Exercise brief >>
Find the lines of the material below that include the string "this", then copy each one.

Listed entries >>
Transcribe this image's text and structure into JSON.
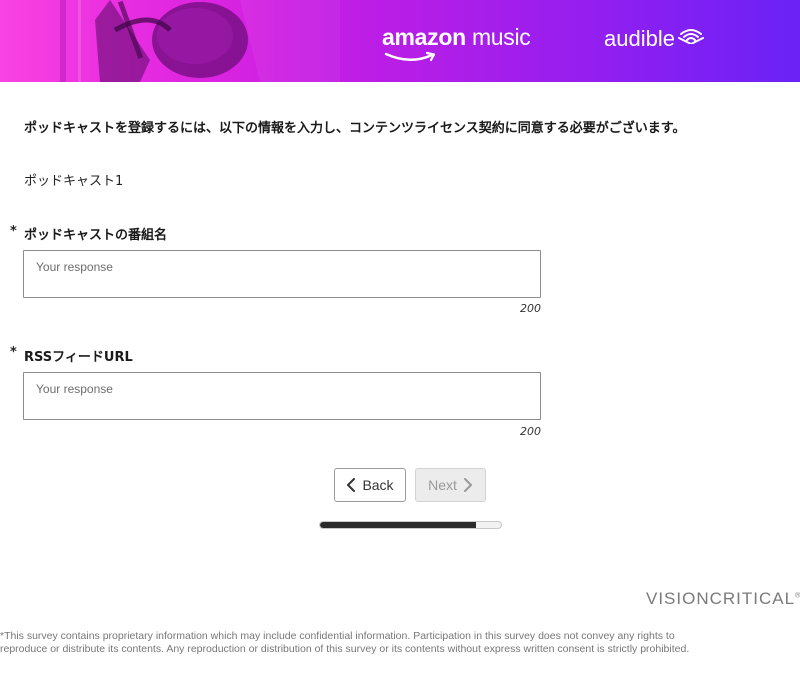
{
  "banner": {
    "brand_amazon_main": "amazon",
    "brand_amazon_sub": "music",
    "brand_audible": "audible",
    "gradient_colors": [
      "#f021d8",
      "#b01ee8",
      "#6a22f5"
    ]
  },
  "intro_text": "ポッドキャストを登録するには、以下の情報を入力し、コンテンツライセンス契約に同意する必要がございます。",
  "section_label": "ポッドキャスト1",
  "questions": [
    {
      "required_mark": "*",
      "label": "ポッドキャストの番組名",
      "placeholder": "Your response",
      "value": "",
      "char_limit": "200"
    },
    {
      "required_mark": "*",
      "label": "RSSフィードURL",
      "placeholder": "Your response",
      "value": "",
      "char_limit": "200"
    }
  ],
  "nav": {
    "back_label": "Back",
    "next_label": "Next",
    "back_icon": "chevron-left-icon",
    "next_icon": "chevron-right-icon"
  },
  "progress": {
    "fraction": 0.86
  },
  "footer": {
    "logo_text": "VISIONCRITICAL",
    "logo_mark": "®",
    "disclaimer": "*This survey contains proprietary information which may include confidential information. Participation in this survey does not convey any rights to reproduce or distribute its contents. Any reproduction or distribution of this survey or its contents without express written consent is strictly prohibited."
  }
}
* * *
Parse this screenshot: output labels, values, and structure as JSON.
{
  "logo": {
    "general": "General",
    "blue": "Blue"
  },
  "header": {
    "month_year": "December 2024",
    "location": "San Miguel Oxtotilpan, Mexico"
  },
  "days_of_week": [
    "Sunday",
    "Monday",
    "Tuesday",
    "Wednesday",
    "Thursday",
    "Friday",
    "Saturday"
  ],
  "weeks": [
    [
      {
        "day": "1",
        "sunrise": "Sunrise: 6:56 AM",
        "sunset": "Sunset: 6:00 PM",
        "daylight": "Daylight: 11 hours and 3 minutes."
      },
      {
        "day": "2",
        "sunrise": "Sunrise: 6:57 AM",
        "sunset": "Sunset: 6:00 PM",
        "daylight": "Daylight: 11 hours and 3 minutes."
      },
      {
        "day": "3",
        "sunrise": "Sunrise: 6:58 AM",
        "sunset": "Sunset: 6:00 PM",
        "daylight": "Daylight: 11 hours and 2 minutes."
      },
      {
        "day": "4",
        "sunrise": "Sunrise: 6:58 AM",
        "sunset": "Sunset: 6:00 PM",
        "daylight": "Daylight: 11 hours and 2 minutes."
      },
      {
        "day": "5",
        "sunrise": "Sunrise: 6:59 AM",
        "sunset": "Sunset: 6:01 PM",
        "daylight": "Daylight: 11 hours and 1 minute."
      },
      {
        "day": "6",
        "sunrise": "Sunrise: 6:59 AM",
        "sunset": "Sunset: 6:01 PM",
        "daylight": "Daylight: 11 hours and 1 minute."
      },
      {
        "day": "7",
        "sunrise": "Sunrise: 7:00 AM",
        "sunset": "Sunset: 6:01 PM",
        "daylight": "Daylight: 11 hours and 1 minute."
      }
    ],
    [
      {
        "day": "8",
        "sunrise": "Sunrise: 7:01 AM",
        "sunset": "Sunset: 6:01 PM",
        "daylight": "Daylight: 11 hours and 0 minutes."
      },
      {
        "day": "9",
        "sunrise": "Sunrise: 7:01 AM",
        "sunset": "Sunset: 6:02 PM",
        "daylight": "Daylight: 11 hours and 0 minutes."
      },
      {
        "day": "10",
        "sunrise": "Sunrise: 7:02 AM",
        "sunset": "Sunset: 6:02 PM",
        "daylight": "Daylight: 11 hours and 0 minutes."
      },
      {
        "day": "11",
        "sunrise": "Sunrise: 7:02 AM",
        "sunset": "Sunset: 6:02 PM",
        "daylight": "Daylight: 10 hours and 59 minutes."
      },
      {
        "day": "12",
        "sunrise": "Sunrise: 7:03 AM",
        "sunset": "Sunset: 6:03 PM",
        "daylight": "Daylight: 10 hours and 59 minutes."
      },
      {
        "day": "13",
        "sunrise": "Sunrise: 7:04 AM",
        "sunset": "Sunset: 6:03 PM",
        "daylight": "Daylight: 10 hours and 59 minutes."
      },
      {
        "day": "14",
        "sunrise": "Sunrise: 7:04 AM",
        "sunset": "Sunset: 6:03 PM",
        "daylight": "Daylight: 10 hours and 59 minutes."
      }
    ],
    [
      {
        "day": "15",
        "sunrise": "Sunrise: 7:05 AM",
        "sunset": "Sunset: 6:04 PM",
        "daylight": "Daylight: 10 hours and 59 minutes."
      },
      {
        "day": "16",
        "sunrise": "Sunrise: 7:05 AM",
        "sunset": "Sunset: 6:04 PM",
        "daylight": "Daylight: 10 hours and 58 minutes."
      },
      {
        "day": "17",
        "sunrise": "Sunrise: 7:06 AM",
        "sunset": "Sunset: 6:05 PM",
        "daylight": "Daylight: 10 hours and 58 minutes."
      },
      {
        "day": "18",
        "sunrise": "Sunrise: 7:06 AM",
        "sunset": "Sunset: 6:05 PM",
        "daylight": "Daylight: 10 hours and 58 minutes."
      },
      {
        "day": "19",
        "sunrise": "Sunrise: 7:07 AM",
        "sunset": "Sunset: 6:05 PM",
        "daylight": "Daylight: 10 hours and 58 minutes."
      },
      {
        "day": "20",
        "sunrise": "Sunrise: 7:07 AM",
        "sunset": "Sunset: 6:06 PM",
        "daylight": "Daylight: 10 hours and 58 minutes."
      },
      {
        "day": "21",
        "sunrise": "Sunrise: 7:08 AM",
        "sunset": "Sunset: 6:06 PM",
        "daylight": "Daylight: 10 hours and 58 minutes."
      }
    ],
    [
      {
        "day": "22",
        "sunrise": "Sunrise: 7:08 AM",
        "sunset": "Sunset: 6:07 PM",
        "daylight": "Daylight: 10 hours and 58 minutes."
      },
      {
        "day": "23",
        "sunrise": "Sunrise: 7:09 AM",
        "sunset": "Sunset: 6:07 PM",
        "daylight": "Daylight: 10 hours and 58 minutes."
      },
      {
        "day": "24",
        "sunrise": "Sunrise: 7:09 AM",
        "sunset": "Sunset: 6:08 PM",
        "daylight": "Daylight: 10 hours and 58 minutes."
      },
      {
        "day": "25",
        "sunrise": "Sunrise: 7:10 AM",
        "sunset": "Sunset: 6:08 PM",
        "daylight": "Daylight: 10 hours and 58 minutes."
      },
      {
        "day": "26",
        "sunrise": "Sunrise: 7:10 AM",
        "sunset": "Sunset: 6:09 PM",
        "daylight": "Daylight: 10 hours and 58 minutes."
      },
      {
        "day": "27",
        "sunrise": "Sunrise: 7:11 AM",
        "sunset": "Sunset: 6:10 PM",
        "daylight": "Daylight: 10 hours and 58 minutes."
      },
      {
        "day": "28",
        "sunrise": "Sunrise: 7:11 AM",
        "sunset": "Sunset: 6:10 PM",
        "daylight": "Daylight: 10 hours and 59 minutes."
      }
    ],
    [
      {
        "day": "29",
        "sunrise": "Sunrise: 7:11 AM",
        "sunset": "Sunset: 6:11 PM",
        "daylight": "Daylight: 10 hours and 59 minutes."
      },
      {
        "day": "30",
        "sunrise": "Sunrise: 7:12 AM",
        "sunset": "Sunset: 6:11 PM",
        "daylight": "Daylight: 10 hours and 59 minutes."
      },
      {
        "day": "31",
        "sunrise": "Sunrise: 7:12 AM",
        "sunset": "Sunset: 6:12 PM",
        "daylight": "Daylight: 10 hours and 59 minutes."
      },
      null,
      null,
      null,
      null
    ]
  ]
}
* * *
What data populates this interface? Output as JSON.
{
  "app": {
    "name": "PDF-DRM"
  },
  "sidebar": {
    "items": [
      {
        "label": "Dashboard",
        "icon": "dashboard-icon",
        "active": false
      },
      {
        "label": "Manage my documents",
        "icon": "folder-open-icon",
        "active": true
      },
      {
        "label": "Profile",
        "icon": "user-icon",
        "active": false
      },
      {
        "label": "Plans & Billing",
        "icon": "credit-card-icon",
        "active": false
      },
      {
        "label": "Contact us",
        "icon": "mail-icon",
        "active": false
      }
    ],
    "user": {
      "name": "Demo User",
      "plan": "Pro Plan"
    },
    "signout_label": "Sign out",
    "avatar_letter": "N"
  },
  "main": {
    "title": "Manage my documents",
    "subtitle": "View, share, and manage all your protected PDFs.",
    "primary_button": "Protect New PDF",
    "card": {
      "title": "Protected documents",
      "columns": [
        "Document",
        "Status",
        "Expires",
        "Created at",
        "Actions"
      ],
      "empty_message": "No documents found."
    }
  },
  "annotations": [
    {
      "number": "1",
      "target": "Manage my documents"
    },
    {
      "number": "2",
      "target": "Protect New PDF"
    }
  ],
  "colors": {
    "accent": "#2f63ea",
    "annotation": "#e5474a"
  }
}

Answer to the exercise >>
Transcribe this image's text and structure into JSON.
    "disclaimer": "*This survey contains proprietary information which may include confidential information. Participation in this survey does not convey any rights to reproduce or distribute its contents. Any reproduction or distribution of this survey or its contents without express written consent is strictly prohibited."
Parse this screenshot: output labels, values, and structure as JSON.
What data populates this interface? Output as JSON.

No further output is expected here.